Alexandra and Yann Cadet, Occey, France – 7 November 2015
A few weeks ago I was trying to organise my trip to France and was struggling to find something for Friday and Saturday. So I thought I would look at my French followers on Twitter and send them a message to ask for ideas. The next day I had the day in Switzerland organised with Nicolas and about five options for visits on the Saturday in France, all with a Google map with locations and descriptions. This lady is amazing and very organised! Without her help I might have been hanging around Tolouse all weekend with nothing to do.
Alexandra’s husband Yann was on the visit to Geneva too, so I had already met him and after my visit with Nicolas I had a three-hour drive to their farm. Alexandra works for DeKalb dealing with oilseed rape seed and seems to travel all over Europe. Yann farms arable and cattle with his brother in the Haute Marne region of France.
In the morning we had a look around the farm:
We first had a look around the cattle. This is the first calf of the season. Yann produces Limousine cattle for a specific market. He sells them direct to a butcher who sells them to restaurants in Paris and online.
The cows were a good size and to the untrained eye looked very impressive. There are 100 farmers in France selling to this butcher and they have to follow specific protocols. The first being that they have classical music playing in the shed. The idea is that the animals are relaxed and so the meat is better, although Yann has not seen any difference. They also have brushes in the pen for scratching
They are not allowed to feed soya or any GM feed. Also, they are not allowed to feed straw due to the worry about pesticide residues so they only use hay. All this means that the stock are very slow growing. To compensate for this Yann receives a higher price. The beef is sold for about 50% more than normal.
We then looked around the machinery:
Yann sprays fungicides and insecticides at low dose rates, about 50% of the normal rates and only 40-50L of water per hectare. The only herbicide he does this with too is glyphosate. For this to be successful he has to spray very early in the morning and never during the day.
Then we looked at the drill:
Another 6m JD750a, which he drives slowly at about 6-8 kph to reduce the termination of cranesbill which is a major problem on his farm. The front tank is for fert and the back one for seed.
He also had chains around his seed firming wheels. He uses these to hold the wheels out the ground in wet conditions as he finds this allows the slot to close better.
Then we went to have a look at the fields. It seems that mice are a major problem in this area and especially in no-till. They can cause major damage, eating crops and leaving holes all over the field.
For this reason they have had to cultivate the worst affected fields. This was a very difficult decision as he has been no-till for quite a while. The problem is that cultivation brings stones back to the surface again and makes the geranium and black-grass problems worse. There does not seem to be an easy answer yet for the mice.
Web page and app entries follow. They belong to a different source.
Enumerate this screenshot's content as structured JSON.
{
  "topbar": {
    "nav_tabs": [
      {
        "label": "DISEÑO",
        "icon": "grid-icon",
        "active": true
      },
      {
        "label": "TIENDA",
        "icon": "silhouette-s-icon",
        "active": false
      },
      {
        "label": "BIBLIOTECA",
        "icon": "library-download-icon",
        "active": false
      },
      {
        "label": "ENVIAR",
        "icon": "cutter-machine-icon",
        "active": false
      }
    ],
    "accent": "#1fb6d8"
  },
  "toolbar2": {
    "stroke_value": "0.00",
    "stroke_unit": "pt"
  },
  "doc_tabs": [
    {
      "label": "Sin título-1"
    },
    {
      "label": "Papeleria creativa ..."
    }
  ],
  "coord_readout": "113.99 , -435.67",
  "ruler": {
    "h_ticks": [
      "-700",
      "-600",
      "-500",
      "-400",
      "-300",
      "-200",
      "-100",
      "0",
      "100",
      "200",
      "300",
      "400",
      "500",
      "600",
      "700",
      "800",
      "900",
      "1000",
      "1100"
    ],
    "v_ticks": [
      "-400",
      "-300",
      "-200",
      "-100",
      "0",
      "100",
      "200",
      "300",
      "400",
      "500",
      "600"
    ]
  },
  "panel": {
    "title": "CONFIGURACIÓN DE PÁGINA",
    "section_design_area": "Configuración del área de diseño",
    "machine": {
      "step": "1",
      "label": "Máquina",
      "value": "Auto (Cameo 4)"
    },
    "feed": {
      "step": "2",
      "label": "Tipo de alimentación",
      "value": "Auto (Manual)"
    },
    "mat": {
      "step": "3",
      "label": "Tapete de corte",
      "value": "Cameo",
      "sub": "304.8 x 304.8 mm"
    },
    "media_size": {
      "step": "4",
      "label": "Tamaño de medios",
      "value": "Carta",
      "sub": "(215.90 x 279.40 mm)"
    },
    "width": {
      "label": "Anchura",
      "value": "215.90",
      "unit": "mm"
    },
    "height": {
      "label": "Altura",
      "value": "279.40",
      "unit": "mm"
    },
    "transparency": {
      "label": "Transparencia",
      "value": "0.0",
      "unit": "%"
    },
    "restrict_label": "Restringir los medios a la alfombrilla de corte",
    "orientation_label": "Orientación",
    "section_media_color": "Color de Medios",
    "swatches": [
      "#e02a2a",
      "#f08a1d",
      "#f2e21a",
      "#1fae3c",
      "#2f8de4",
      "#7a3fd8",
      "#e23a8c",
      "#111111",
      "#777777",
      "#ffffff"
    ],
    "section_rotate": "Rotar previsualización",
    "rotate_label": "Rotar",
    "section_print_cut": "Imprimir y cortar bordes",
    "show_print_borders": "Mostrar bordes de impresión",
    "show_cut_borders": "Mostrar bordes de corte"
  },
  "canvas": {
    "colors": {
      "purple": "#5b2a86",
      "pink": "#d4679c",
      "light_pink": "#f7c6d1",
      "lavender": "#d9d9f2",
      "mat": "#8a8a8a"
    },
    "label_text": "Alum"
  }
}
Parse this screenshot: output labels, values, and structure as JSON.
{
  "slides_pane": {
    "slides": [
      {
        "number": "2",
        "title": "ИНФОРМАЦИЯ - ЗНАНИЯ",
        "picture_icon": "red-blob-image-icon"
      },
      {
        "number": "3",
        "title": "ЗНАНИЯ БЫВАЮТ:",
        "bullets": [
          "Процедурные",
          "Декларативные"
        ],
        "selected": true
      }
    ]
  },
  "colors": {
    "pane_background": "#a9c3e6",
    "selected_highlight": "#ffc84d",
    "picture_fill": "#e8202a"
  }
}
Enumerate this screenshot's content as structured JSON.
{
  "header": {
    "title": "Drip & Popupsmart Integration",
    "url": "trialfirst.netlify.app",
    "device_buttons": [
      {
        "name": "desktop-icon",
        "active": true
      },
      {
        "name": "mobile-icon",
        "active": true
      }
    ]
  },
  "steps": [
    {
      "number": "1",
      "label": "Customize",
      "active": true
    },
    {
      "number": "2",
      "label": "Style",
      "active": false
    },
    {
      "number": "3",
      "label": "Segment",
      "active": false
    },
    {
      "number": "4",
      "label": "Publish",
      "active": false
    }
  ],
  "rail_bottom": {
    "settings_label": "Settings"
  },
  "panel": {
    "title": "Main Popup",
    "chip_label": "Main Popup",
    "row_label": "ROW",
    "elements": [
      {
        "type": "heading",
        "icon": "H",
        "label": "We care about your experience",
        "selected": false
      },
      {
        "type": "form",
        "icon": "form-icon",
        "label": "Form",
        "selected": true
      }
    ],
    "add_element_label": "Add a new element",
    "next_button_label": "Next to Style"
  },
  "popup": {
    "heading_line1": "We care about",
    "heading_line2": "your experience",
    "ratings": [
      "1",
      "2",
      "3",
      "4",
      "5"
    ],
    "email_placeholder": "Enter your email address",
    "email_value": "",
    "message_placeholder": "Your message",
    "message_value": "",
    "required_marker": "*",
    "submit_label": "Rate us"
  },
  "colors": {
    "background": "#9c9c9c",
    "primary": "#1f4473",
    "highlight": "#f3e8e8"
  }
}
They also have wild boar which can cause a large amount of damage.
Above is a field of OSR that had to be cultivated for mice control too. It also has had a three way split of geranium herbicide so far. The geranium problem is why Yann has not companion cropped OSR yet even though he would like to. He thinks early planting of OSR with buckwheat can help against theyear they also had a plague of grasshoppers which devastate some OSR which then was replanted in September.
This year after barley they tried to double crop peas
Above are the mice holes. Last year the double cropping worked and they got 2t/ha of peas but this year they got no rain after harvest so the peas did not germinate quickly enough.
Above they have mowed the cover crop so there are fewer hiding places for the mice and so the foxes and birds can find them.
The field below is after maize.
They find that maize is a good cleaning crop for weeds and have not applied a herbicide since drilling. Again, though due to the very dry summer, the maize was taken for silage as it did not seem worth taking it to harvest as it was so dry.
I had a really interesting morning with the Cadets. Yann is obviously very passionate about conservation agriculture but seems to have had some terrible luck recently. I think he will find ways around his problems and I thank him for his honesty. He is not the only one it seems with the same problems. A real issue in France and Germany. We all as farmers know that best laid plans do not always work out. Thank you to you both, without you have my trip wouldn’t have happened!!